--- START ---
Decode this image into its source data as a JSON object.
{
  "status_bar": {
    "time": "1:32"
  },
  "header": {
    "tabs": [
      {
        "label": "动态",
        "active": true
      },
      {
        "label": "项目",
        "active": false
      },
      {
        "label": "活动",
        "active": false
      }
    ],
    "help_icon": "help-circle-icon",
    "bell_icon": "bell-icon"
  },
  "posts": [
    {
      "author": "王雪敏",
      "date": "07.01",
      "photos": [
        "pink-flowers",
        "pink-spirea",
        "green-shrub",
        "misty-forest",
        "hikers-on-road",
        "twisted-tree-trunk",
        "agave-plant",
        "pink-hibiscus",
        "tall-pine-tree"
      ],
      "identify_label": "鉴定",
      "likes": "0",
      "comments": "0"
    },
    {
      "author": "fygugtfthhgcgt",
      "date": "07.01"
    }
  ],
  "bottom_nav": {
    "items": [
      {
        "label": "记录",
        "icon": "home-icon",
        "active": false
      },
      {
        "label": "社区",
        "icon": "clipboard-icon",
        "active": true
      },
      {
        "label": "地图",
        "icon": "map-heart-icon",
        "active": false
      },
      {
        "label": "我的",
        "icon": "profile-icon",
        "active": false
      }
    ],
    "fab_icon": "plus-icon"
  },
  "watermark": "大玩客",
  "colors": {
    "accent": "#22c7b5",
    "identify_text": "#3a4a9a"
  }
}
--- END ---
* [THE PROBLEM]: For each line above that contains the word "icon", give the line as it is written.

* [SOLUTION FOR THIS EXERCISE]:
    "help_icon": "help-circle-icon",
    "bell_icon": "bell-icon"
        "icon": "home-icon",
        "icon": "clipboard-icon",
        "icon": "map-heart-icon",
        "icon": "profile-icon",
    "fab_icon": "plus-icon"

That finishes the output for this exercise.